Detroit police arrest news photographer, lock her up with suspect
Mandi Wright was traveling to an assignment with a newspaper reporter when the pair came upon eight officers making an arrest. The video, since posted online, shows Wright capturing a pat-down before she is approached by an officer, who orders Wright to “back up” before covering the camera lens and demanding she “turn it off.”
Wright identifies herself as a photographer for the Free Press, to which the officer responds with “I don’t care who you are.” He then reaches for the camera and Wright can be heard asking “Are you touching me?” before the images cut off. Witnesses say the two tussled before uniformed officers put Wright in handcuffs for interfering with an arrest.
Wright, 47, has accused the police of wrongfully confiscating her iPhone and briefly leaving her locked up alone with the suspect she filmed being arrested. She has also asserted that the memory card from her newspaper-issued cell phone camera went missing after an officer wrestled the device away from her, according to the Free Press.
“I was just surprised at how quickly it escalated,” Kathleen Gray, the reporter traveling with Wright, told the Free Press. “There was no effort to try to figure out who we were or what we were doing. It was just immediately going for the phone.”
The photographer was held in police custody for over six hours. Wright has said that at least part of that time was spent alone in an interrogation room with the original suspect. Deputy Chief James Tolbert said, if the latter claim is verifiable, “that could be a serious breach of department policy.”
Missing - along with a satisfactory explanation - was Wright’s SIM card, which stores files on a cell phone. The video was preserved on Wright’s iPhone's internal memory.
Tolbert, speaking to the Free Press, refused to name the officer who first accosted Wright but said the internal investigation will examine “the whole incident, from start to end. What we did, what she did, the whole nine.”
The deputy chief told editors of the Free Press the incident had already become a point of embarrassment for the department and he reminded officers they are not authorized to impede an individual from filming.

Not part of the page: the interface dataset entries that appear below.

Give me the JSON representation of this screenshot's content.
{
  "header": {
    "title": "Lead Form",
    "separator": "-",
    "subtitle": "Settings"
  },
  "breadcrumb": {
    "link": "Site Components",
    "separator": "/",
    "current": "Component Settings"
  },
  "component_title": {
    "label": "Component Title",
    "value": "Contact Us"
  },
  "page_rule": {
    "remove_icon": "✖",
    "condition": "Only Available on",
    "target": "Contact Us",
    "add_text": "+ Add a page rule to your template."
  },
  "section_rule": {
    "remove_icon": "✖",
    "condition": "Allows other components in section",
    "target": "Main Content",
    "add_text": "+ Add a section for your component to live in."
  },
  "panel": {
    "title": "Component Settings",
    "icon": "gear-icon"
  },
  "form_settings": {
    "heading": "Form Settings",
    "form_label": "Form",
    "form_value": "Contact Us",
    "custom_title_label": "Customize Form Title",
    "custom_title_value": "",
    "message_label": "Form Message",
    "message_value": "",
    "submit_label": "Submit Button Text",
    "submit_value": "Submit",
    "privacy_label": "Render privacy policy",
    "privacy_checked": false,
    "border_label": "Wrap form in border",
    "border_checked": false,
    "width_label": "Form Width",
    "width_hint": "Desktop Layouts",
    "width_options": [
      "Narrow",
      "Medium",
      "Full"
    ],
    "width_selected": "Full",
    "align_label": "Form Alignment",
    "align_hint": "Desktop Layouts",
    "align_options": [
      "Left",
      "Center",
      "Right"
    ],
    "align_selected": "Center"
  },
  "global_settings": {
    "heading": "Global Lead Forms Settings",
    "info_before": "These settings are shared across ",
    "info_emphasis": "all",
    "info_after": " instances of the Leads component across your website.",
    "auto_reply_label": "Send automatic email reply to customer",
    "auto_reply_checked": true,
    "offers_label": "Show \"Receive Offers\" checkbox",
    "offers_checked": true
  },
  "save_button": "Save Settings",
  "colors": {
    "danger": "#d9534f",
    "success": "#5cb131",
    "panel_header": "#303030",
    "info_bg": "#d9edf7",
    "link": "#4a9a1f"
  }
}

While putting the onus on police, Free Press Editor Paul Anger was conciliatory about the incident.
“First, our photographer was doing what any journalist – or any citizen – has a right to do in a public place,” he said. “All she knew was that someone had grabbed her and her phone. We understand the difficult job that police officers do and we understand how tensions can rise. Yet some of the police actions all through this incident need scrutiny – not the actions of our photographer.”